--- THE RECORDS Enclosed Below ---

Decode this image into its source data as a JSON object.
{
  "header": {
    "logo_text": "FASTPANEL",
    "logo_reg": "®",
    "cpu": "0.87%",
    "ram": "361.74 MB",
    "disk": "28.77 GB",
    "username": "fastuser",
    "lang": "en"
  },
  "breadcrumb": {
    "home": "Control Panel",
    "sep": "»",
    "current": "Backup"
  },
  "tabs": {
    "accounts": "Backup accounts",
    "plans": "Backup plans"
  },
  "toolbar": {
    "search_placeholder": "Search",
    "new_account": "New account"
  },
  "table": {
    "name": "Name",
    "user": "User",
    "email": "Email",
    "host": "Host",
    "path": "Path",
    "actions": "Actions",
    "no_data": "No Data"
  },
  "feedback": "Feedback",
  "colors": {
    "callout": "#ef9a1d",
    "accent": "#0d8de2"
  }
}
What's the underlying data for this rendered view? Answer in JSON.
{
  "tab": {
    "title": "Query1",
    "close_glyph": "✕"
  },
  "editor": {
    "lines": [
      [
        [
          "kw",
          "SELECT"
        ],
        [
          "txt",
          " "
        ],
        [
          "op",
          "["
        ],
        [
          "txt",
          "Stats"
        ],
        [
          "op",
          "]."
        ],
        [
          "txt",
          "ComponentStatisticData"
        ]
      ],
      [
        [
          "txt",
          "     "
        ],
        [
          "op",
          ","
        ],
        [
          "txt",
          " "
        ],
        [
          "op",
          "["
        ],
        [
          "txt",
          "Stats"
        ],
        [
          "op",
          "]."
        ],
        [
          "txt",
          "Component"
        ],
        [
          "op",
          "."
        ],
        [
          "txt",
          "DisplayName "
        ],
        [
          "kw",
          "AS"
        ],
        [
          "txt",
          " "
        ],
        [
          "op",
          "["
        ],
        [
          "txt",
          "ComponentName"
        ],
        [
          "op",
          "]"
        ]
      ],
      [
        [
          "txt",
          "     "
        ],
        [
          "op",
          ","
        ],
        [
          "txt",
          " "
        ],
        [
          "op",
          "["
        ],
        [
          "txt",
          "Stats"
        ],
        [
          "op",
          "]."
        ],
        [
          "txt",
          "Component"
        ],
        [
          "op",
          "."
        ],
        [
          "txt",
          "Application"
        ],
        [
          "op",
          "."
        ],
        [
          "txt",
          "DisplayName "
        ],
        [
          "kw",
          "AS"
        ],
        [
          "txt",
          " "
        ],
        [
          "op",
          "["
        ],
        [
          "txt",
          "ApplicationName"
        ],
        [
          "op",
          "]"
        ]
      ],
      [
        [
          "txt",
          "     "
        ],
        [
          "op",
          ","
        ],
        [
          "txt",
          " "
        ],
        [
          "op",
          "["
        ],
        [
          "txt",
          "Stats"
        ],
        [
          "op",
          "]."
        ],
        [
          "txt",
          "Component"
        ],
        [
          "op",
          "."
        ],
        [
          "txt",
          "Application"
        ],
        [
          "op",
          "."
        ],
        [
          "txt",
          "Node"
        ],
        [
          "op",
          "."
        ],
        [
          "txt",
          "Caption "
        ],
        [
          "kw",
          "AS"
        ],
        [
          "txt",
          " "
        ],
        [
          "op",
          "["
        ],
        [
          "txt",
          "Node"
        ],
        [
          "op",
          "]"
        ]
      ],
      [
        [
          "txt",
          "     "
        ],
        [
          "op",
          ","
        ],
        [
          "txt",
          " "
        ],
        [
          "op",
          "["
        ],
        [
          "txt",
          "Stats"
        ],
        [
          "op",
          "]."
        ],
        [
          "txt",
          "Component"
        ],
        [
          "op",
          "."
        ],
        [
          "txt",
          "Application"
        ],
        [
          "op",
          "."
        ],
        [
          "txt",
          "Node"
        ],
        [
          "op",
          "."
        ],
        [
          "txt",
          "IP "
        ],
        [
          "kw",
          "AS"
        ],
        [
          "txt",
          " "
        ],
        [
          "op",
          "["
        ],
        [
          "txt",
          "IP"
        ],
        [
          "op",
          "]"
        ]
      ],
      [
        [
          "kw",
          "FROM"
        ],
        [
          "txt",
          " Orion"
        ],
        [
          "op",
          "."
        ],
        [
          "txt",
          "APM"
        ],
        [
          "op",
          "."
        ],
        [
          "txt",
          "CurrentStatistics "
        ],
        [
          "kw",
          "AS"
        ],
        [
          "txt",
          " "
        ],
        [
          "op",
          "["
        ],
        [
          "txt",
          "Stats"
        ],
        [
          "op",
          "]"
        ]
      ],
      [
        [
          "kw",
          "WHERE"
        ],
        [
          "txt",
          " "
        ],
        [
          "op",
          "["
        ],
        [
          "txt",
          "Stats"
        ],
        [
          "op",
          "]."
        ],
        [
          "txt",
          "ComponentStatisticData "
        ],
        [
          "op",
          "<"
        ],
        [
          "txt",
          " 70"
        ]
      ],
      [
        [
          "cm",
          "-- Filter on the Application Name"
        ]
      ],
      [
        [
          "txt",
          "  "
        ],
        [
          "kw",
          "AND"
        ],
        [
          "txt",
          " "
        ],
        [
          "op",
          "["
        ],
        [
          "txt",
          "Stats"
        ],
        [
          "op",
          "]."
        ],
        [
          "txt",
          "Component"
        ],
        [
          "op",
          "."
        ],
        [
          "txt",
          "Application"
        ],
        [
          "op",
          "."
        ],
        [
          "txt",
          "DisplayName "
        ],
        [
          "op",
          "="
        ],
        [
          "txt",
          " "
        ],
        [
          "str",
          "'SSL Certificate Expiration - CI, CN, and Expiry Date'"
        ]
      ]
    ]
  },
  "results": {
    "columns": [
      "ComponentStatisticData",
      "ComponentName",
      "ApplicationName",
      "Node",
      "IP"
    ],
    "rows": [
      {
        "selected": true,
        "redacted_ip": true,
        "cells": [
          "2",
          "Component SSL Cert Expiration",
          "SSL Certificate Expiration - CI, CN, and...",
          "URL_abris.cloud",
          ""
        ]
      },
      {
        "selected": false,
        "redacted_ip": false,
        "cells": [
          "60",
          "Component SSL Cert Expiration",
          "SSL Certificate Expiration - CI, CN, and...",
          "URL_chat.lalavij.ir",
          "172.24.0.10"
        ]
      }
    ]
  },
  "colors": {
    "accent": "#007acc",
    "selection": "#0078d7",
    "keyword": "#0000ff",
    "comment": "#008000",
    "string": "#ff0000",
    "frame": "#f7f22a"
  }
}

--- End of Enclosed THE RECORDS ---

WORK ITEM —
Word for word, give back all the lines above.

YOUR SOLUTION —
Decode this image into its source data as a JSON object.
{
  "header": {
    "logo_text": "FASTPANEL",
    "logo_reg": "®",
    "cpu": "0.87%",
    "ram": "361.74 MB",
    "disk": "28.77 GB",
    "username": "fastuser",
    "lang": "en"
  },
  "breadcrumb": {
    "home": "Control Panel",
    "sep": "»",
    "current": "Backup"
  },
  "tabs": {
    "accounts": "Backup accounts",
    "plans": "Backup plans"
  },
  "toolbar": {
    "search_placeholder": "Search",
    "new_account": "New account"
  },
  "table": {
    "name": "Name",
    "user": "User",
    "email": "Email",
    "host": "Host",
    "path": "Path",
    "actions": "Actions",
    "no_data": "No Data"
  },
  "feedback": "Feedback",
  "colors": {
    "callout": "#ef9a1d",
    "accent": "#0d8de2"
  }
}
What's the underlying data for this rendered view? Answer in JSON.
{
  "tab": {
    "title": "Query1",
    "close_glyph": "✕"
  },
  "editor": {
    "lines": [
      [
        [
          "kw",
          "SELECT"
        ],
        [
          "txt",
          " "
        ],
        [
          "op",
          "["
        ],
        [
          "txt",
          "Stats"
        ],
        [
          "op",
          "]."
        ],
        [
          "txt",
          "ComponentStatisticData"
        ]
      ],
      [
        [
          "txt",
          "     "
        ],
        [
          "op",
          ","
        ],
        [
          "txt",
          " "
        ],
        [
          "op",
          "["
        ],
        [
          "txt",
          "Stats"
        ],
        [
          "op",
          "]."
        ],
        [
          "txt",
          "Component"
        ],
        [
          "op",
          "."
        ],
        [
          "txt",
          "DisplayName "
        ],
        [
          "kw",
          "AS"
        ],
        [
          "txt",
          " "
        ],
        [
          "op",
          "["
        ],
        [
          "txt",
          "ComponentName"
        ],
        [
          "op",
          "]"
        ]
      ],
      [
        [
          "txt",
          "     "
        ],
        [
          "op",
          ","
        ],
        [
          "txt",
          " "
        ],
        [
          "op",
          "["
        ],
        [
          "txt",
          "Stats"
        ],
        [
          "op",
          "]."
        ],
        [
          "txt",
          "Component"
        ],
        [
          "op",
          "."
        ],
        [
          "txt",
          "Application"
        ],
        [
          "op",
          "."
        ],
        [
          "txt",
          "DisplayName "
        ],
        [
          "kw",
          "AS"
        ],
        [
          "txt",
          " "
        ],
        [
          "op",
          "["
        ],
        [
          "txt",
          "ApplicationName"
        ],
        [
          "op",
          "]"
        ]
      ],
      [
        [
          "txt",
          "     "
        ],
        [
          "op",
          ","
        ],
        [
          "txt",
          " "
        ],
        [
          "op",
          "["
        ],
        [
          "txt",
          "Stats"
        ],
        [
          "op",
          "]."
        ],
        [
          "txt",
          "Component"
        ],
        [
          "op",
          "."
        ],
        [
          "txt",
          "Application"
        ],
        [
          "op",
          "."
        ],
        [
          "txt",
          "Node"
        ],
        [
          "op",
          "."
        ],
        [
          "txt",
          "Caption "
        ],
        [
          "kw",
          "AS"
        ],
        [
          "txt",
          " "
        ],
        [
          "op",
          "["
        ],
        [
          "txt",
          "Node"
        ],
        [
          "op",
          "]"
        ]
      ],
      [
        [
          "txt",
          "     "
        ],
        [
          "op",
          ","
        ],
        [
          "txt",
          " "
        ],
        [
          "op",
          "["
        ],
        [
          "txt",
          "Stats"
        ],
        [
          "op",
          "]."
        ],
        [
          "txt",
          "Component"
        ],
        [
          "op",
          "."
        ],
        [
          "txt",
          "Application"
        ],
        [
          "op",
          "."
        ],
        [
          "txt",
          "Node"
        ],
        [
          "op",
          "."
        ],
        [
          "txt",
          "IP "
        ],
        [
          "kw",
          "AS"
        ],
        [
          "txt",
          " "
        ],
        [
          "op",
          "["
        ],
        [
          "txt",
          "IP"
        ],
        [
          "op",
          "]"
        ]
      ],
      [
        [
          "kw",
          "FROM"
        ],
        [
          "txt",
          " Orion"
        ],
        [
          "op",
          "."
        ],
        [
          "txt",
          "APM"
        ],
        [
          "op",
          "."
        ],
        [
          "txt",
          "CurrentStatistics "
        ],
        [
          "kw",
          "AS"
        ],
        [
          "txt",
          " "
        ],
        [
          "op",
          "["
        ],
        [
          "txt",
          "Stats"
        ],
        [
          "op",
          "]"
        ]
      ],
      [
        [
          "kw",
          "WHERE"
        ],
        [
          "txt",
          " "
        ],
        [
          "op",
          "["
        ],
        [
          "txt",
          "Stats"
        ],
        [
          "op",
          "]."
        ],
        [
          "txt",
          "ComponentStatisticData "
        ],
        [
          "op",
          "<"
        ],
        [
          "txt",
          " 70"
        ]
      ],
      [
        [
          "cm",
          "-- Filter on the Application Name"
        ]
      ],
      [
        [
          "txt",
          "  "
        ],
        [
          "kw",
          "AND"
        ],
        [
          "txt",
          " "
        ],
        [
          "op",
          "["
        ],
        [
          "txt",
          "Stats"
        ],
        [
          "op",
          "]."
        ],
        [
          "txt",
          "Component"
        ],
        [
          "op",
          "."
        ],
        [
          "txt",
          "Application"
        ],
        [
          "op",
          "."
        ],
        [
          "txt",
          "DisplayName "
        ],
        [
          "op",
          "="
        ],
        [
          "txt",
          " "
        ],
        [
          "str",
          "'SSL Certificate Expiration - CI, CN, and Expiry Date'"
        ]
      ]
    ]
  },
  "results": {
    "columns": [
      "ComponentStatisticData",
      "ComponentName",
      "ApplicationName",
      "Node",
      "IP"
    ],
    "rows": [
      {
        "selected": true,
        "redacted_ip": true,
        "cells": [
          "2",
          "Component SSL Cert Expiration",
          "SSL Certificate Expiration - CI, CN, and...",
          "URL_abris.cloud",
          ""
        ]
      },
      {
        "selected": false,
        "redacted_ip": false,
        "cells": [
          "60",
          "Component SSL Cert Expiration",
          "SSL Certificate Expiration - CI, CN, and...",
          "URL_chat.lalavij.ir",
          "172.24.0.10"
        ]
      }
    ]
  },
  "colors": {
    "accent": "#007acc",
    "selection": "#0078d7",
    "keyword": "#0000ff",
    "comment": "#008000",
    "string": "#ff0000",
    "frame": "#f7f22a"
  }
}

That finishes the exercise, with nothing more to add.